Between the Tides: War and Peace
In a career spanning over thirty years, Martin Sugarman has used his camera to document the world's darkest and most shameful episodes, as well as portraying many renowned artists and beautiful landscapes.
When not working overseas, he ventures onto Los Angeles' streets and beaches and engages in documentary street photography. Los Angeles is an ethnically diverse and multicultural city, ruled by myth, ritual and globalization. Composition plays a key role. His images of Los Angeles are highly personalized documents rather than metaphors. His strong images of Los Angeles and other urban environments, including rural spaces, are raw and edgy. Like Robert Frank before him, Sugarman shows us a different America.
Sugarman asserts that our world is best understood through emotionally intelligent images. He insists that strong emotional images cause strong "gut feelings" in the viewer.
Besides being a photographer, Sugarman is a sociologist and visual art critic who studies and writes about cultural politics and political culture; he is very interested in the problem of word and image. In societies where democratic ideals hold sway, issues of representations and meditation not only influence out experience of the world but also play a predestined role in the production of political power.

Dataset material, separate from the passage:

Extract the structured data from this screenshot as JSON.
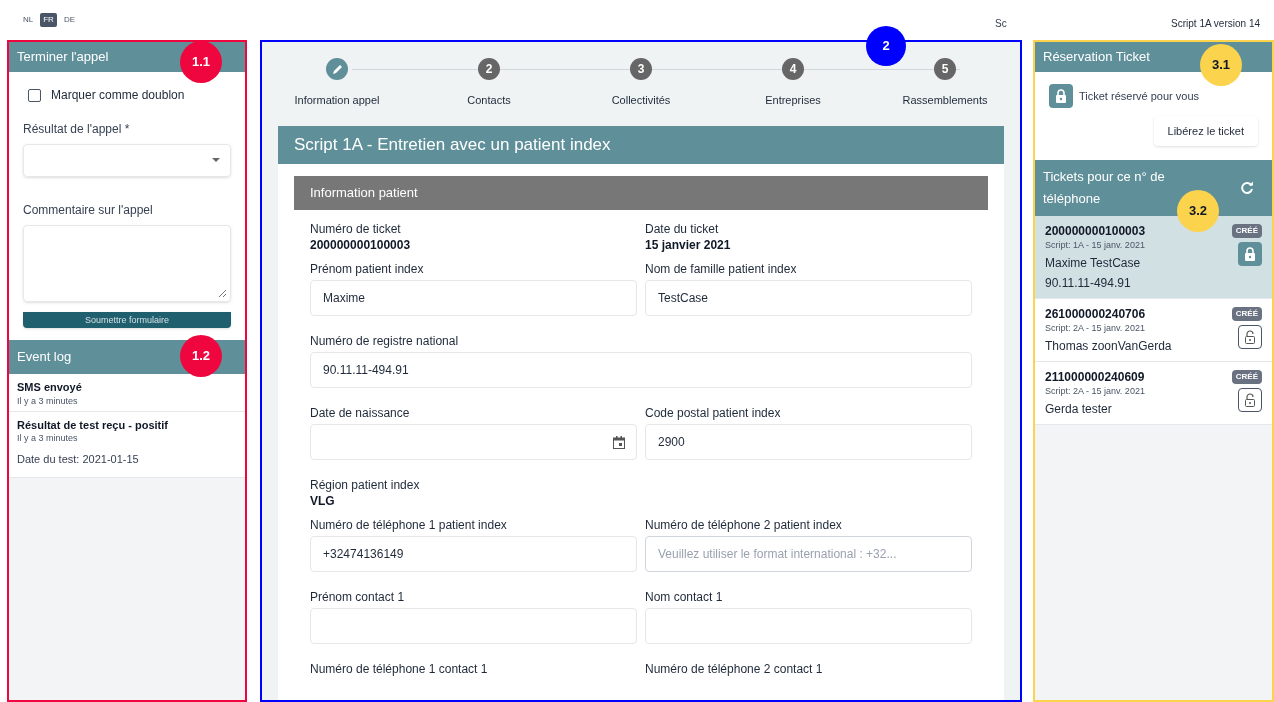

A good portion of Sugarman's photography concerns the breakdown of social institutions and violations of human rights, as well as the forms of power and domination under the control of powerful interests. He insists that photography, however, should not be solely a department of politics.

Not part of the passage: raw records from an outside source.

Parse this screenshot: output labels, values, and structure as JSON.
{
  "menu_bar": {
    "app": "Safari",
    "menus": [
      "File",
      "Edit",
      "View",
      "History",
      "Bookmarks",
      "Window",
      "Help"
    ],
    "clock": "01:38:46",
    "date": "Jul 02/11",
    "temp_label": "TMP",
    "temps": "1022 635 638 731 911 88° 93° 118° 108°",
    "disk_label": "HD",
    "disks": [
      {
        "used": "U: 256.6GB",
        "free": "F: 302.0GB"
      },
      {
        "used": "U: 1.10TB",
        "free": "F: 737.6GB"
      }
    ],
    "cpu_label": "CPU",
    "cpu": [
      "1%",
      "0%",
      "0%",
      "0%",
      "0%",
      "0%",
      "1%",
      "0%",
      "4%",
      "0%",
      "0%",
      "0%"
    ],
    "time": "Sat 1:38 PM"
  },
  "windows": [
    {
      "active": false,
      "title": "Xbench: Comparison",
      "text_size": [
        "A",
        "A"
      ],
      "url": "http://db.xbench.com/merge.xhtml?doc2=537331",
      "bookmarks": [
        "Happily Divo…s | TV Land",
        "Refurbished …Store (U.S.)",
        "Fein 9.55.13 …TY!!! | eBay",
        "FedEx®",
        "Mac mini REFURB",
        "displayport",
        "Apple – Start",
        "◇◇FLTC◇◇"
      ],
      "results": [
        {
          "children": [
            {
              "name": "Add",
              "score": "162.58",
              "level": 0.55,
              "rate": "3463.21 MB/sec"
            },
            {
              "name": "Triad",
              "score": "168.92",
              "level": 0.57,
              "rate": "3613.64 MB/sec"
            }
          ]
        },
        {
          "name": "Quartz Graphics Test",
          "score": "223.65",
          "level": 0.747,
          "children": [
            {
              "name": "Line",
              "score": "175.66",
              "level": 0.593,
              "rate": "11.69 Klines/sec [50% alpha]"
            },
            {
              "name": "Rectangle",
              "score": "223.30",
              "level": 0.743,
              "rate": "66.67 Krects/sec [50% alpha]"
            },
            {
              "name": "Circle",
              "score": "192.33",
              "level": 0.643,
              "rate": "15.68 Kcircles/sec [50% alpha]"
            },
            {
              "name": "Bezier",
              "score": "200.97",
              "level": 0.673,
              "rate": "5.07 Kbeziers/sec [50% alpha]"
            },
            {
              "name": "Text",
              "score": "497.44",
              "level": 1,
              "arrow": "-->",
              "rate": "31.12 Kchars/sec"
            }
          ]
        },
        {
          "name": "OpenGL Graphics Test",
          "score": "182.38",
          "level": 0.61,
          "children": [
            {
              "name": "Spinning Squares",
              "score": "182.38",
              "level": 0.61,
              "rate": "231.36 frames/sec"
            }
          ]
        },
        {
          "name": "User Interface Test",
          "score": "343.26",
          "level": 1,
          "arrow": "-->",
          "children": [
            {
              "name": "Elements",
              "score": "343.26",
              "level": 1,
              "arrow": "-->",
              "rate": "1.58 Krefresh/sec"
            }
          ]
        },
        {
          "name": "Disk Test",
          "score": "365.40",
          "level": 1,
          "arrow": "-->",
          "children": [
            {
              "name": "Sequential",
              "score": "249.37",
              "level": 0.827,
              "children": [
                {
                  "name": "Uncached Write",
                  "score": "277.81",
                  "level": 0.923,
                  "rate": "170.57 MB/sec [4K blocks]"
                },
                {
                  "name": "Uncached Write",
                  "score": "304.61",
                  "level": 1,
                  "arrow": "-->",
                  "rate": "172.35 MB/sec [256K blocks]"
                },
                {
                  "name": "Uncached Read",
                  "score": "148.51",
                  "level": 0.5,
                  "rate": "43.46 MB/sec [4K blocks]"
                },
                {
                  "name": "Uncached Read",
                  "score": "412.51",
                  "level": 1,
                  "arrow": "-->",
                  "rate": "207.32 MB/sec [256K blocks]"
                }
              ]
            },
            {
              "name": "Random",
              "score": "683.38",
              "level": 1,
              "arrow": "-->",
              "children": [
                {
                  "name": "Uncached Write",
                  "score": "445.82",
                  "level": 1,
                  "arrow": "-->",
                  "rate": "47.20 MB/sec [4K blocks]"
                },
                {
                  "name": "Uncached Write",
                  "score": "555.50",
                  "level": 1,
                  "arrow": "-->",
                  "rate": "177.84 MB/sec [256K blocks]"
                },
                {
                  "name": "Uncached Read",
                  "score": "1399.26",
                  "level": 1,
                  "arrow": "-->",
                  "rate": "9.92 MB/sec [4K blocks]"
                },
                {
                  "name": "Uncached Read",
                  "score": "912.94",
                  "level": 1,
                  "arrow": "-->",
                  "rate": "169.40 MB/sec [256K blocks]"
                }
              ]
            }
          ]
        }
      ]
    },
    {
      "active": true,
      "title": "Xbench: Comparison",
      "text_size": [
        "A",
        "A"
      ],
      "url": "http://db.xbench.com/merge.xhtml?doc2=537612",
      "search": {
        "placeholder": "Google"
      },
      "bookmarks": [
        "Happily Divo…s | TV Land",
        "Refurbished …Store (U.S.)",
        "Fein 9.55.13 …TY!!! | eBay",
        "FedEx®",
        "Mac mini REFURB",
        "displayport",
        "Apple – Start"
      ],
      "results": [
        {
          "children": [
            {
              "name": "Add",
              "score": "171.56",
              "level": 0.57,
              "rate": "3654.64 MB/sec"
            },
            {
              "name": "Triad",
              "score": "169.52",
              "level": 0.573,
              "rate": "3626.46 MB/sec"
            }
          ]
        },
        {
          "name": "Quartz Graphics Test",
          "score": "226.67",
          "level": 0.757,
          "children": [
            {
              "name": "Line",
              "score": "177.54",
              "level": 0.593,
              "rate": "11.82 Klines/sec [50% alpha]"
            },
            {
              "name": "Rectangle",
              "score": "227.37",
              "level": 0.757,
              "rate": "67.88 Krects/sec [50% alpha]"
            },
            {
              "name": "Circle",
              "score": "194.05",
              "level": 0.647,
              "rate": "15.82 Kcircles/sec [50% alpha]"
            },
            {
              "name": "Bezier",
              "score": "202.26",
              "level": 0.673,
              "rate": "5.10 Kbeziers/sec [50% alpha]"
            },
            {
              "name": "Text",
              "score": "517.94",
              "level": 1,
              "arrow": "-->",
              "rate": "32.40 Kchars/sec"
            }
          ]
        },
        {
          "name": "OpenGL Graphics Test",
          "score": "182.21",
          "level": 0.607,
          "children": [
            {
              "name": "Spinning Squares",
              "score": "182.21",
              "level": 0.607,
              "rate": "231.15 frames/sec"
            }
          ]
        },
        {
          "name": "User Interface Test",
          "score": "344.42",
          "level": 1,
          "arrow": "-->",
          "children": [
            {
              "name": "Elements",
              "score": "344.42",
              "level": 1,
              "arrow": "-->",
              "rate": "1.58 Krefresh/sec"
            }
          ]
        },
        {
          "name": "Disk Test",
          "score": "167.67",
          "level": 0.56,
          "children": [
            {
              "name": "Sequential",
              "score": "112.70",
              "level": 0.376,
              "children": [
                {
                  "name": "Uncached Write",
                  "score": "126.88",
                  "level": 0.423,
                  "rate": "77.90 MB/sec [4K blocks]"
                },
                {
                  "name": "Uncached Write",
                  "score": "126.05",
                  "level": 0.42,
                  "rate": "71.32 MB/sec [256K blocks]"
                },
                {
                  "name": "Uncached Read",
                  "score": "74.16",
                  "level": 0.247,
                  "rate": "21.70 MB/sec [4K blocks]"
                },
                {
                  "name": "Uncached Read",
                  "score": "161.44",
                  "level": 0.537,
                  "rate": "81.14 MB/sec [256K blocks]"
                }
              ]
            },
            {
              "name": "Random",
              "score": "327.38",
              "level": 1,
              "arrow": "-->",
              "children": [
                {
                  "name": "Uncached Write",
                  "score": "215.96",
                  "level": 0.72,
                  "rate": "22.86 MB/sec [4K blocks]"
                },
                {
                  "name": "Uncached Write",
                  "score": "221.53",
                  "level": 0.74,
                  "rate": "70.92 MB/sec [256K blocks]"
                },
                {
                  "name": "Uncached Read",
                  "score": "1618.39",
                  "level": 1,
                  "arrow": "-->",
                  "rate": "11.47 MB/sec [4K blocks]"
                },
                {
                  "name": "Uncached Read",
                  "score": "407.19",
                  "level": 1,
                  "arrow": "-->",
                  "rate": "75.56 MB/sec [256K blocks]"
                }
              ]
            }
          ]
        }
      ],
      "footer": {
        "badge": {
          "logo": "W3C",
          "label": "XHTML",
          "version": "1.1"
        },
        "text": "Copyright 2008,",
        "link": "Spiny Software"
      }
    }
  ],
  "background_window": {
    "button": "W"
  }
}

Currently, he is working on photographing the decline of Western Capitalism. Ideologies like liberalism and conservatism have become powerless and anachronistic. Everyday life under globalization is survival.
Sugarman said, "I pretty much rely on instinct when I seize the moment, interpretation comes after. I believe that cogent images with significant content permit events to speak for themselves in the venerated tradition of documentary and reportage photography."
Many photographers eschew the use of words and narration in their work. Sugarman disagrees with this attitude. he uses words and narrations to give an historical context to his images.
Before shooting images in 1975, Sugarman was a figurative and landscape painter. He has traveled extensively in Latin America, Central Asia and the Middle East. His first visit to Mexico occurred when he was nine years old. He was astonished and fascinated with the visual and historical sites. From 1990 to 1992, he documented the social and cultural conditions in the urban and rural territories of Mexico.
From 1992 through 1994, Sugarman visited Cuba. the socio-economic problems in Cuba are many and intertwined. This series, for their part, illuminate the effects of Castro's iron fisted rule over the Cuban people, and, equally, the punishing conditions of the imposed embargo by the United States on the island. Besides the political context, he captures the passions, emotions and feelings displayed by the Cuban people when the fear of authoritarian rule is out of range. Sugarman's images are reproduced in his 1995 book, Storm Over Cuba.
During 1992, Sugarman traveled to the war torn countries of Bosnia and Croatia to document the widespread ethnic strife and the savage conflict. He was one of the first photojournalists to be in the midst of the war. His poignant images were widely used by human rights organizations and the news media. The work was published in his 1993 book, God Be With You: War in Croatia and Bosnia Herzegovina. From this research, a short documentary was made on behalf of the United Nations showing the costly impact of the war, especially the widespread human rights abuses.
In 1993, Sugarman traveled to India and Pakistan to expose the bitter conflict in the disputed territory of Kashmir. The damaging cost of occupation was captured and ultimately published in Kashmir: Paradise Lost. These images have been exhibited in galleries and museums all over the world.
In 1994, Sugarman visited Siachen Glacier, an icebound disputed territory between India and Pakistan, to visually document the highest battlefield in military history. The visual documents of this unique endeavor are contained in 1995's War Above The Clouds: Siachen Glacier. His book has become a standard on this subject.
In 1997, Sugarman traveled to the West Bank and the Gaza Strip to document everyday life under the Palestinian Authority. The result of this research is contained in 1997's Speak Palestine, Speak Again as well as a thirty minute educational video.
From 1997 to 2008, Sugarman has been preparing a book on Pakistan. The images of Pakistan are unequal in their scope, each summoning our attention and appreciation to such a diversified and ancient culture. One can observe the progress by going to: martinsugarmanproject.com.
In addition to Bosnia, Pakistan, Cuba, Mexico, the Middle East and India, Sugarman has covered many other conflicts, including Chechnya, Tibet, Afghanistan, East Timor, Guatemala and Nagorna Karabah.
Martin Sugarman's images have been displayed at civic functions, universities and on public radio. Also, his work has been used by many human rights organizations for teach-ins, conferences and campaigns. Some of his work can be seen at the Museum of Tolerance in Los Angeles, in an exhibit entittled "The Millennium Machine", highlighting international human rights violations.